The leading Australian cases
In Australia, the courts have followed Hadley v Baxendale and applied the two broad categories of loss depending on the facts of the particular case.  This includes the leading Australian case of Peerless (Environmental Systems Pty Ltd v Peerless Holdings Pty Ltd [2008] VSCA 26). 
In Peerless the question of what is meant by ‘consequential loss’ was considered in the Victorian Court of Appeal.  Peerless held that ‘consequential loss’ should be given its “ordinary and natural” meaning as used by “ordinary and reasonable business persons”.  It went on to describe ‘consequential losses’ as losses which are “anything beyond the normal measure, such as profits lost or expenses incurred through breach”.  However, Peerless also conceded that some so called ‘consequential losses’ may well fall within the broad category of ‘normal losses’ as described in Hadley v Baxendale

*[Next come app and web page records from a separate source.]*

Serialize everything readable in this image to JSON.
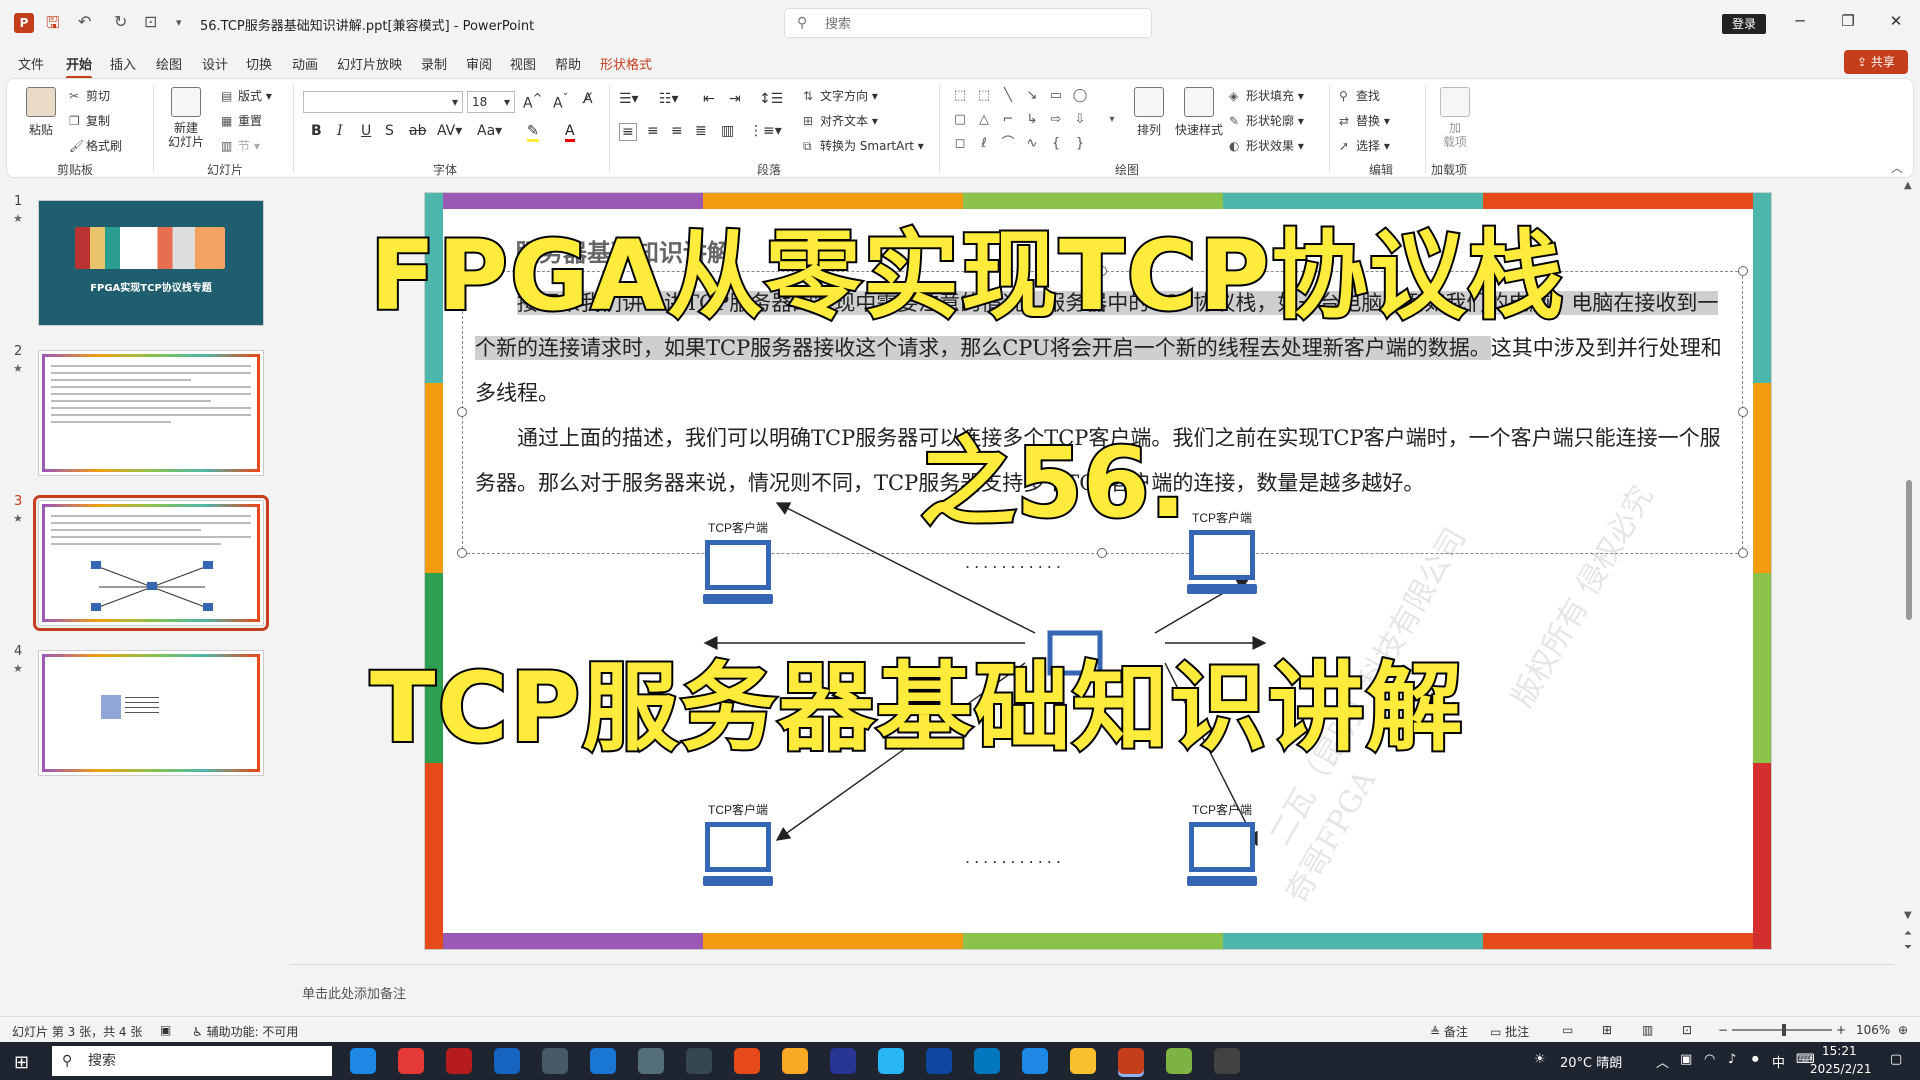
{
  "titlebar": {
    "logo_letter": "P",
    "doc_title": "56.TCP服务器基础知识讲解.ppt[兼容模式]  -  PowerPoint",
    "search_placeholder": "搜索",
    "login_label": "登录",
    "minimize": "─",
    "maximize": "❐",
    "close": "✕"
  },
  "tabs": [
    "文件",
    "开始",
    "插入",
    "绘图",
    "设计",
    "切换",
    "动画",
    "幻灯片放映",
    "录制",
    "审阅",
    "视图",
    "帮助",
    "形状格式"
  ],
  "share_label": "共享",
  "ribbon": {
    "clipboard": {
      "paste": "粘贴",
      "cut": "剪切",
      "copy": "复制",
      "painter": "格式刷",
      "label": "剪贴板"
    },
    "slides": {
      "new_slide": "新建\n幻灯片",
      "layout": "版式",
      "reset": "重置",
      "section": "节",
      "label": "幻灯片"
    },
    "font": {
      "font_name": "",
      "font_size": "18",
      "label": "字体"
    },
    "paragraph": {
      "text_direction": "文字方向",
      "align_text": "对齐文本",
      "smartart": "转换为 SmartArt",
      "label": "段落"
    },
    "drawing": {
      "arrange": "排列",
      "quick_styles": "快速样式",
      "shape_fill": "形状填充",
      "shape_outline": "形状轮廓",
      "shape_effects": "形状效果",
      "label": "绘图"
    },
    "editing": {
      "find": "查找",
      "replace": "替换",
      "select": "选择",
      "label": "编辑"
    },
    "addins": {
      "addins": "加\n载项",
      "label": "加载项"
    }
  },
  "thumbnails": [
    {
      "num": "1",
      "title": "FPGA实现TCP协议栈专题"
    },
    {
      "num": "2"
    },
    {
      "num": "3"
    },
    {
      "num": "4"
    }
  ],
  "slide": {
    "ghost_title": "服务器基础知识讲解",
    "para1_pre": "接下来我们讲一讲TCP服务器的实现中需要注意的情况，服务器中的TCP协议栈，如一台电脑，例如我们的电脑。电脑在接收到一个新的连接请求时，如果TCP服务器接收这个请求，那么CPU将会开启一个新的线程去处理新客户端的数据。",
    "para1_post": "这其中涉及到并行处理和多线程。",
    "para2": "通过上面的描述，我们可以明确TCP服务器可以连接多个TCP客户端。我们之前在实现TCP客户端时，一个客户端只能连接一个服务器。那么对于服务器来说，情况则不同，TCP服务器支持多个TCP客户端的连接，数量是越多越好。",
    "client_label": "TCP客户端",
    "dots": "...........",
    "watermark1": "奇哥FPGA",
    "watermark2": "版权所有 侵权必究",
    "watermark3": "二瓦（昆明）科技有限公司"
  },
  "captions": {
    "line1": "FPGA从零实现TCP协议栈",
    "line2": "之56.",
    "line3": "TCP服务器基础知识讲解"
  },
  "notes_placeholder": "单击此处添加备注",
  "status": {
    "slide_info": "幻灯片 第 3 张，共 4 张",
    "accessibility": "辅助功能: 不可用",
    "notes": "备注",
    "comments": "批注",
    "zoom": "106%"
  },
  "taskbar": {
    "search": "搜索",
    "weather": "20°C  晴朗",
    "ime": "中",
    "time": "15:21",
    "date": "2025/2/21"
  },
  "colors": {
    "accent": "#c43e1c",
    "caption_fill": "#ffeb3b",
    "pc_blue": "#3566b3"
  }
}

There were a number of legal commentators, particularly in New South Wales, who questioned whether Peerless would be followed.  This created the potential for legal uncertainty in terms of how the courts would interpret and apply the meaning or scope of consequential loss exclusion clauses in disputes where a precise definition had not been used in the contract.  Just over 18 months after the Peerless judgment was handed down, the NSW Court of Appeal did indeed follow Peerless in the Allianz case. 
Allianz involved an insurance dispute.  The insured had acquired a retirement village which had defects in its construction.  The insurance company sought to rely on an exclusion clause for consequential losses.  The insured claimed it had a statutory indemnity entitlement to be recompensed for the defects that rendered the exclusion clause ineffective.  Both the first instance and Court of Appeal judgments agreed with the insured.  In doing so, both courts as part of their judgments applied the principles laid down in Peerless.
Drafting implications
Although Allianz has given a measure of jurisdictional consistency on the issue of what is meant by ‘consequential loss’, there still remains no definitive definition for this legal phrase.  Ultimately, the approach in Peerless will be applied in New South Wales and each case will be decided on its particular facts.
Therefore, it is still crucial for a draftsman seeking to insert an exclusion clause for consequential loss in a contract to precisely define exactly what is meant when purporting to exclude any liability for ‘consequential loss’.
Equally for a party receiving a set of draft terms to be agreed that contains an exclusion clause for ‘consequential loss’, it is crucial to ensure that the extent of the clause is not too widely drawn.  If it is, then that party may well find that losses which it could have claimed as ‘normal losses’ have been unnecessarily excluded to its detriment when a breach of contract claim arises. 
Warren Davis is a Senior Associate of Gadens Lawyers, Sydney.  Paul Brown is a Partner of Gadens Lawyers, Sydney.  Warren and Paul specialise in commercial law and contracts.
 
This report does not comprise legal advice and neither Gadens Lawyers nor the authors accept any responsibility for it.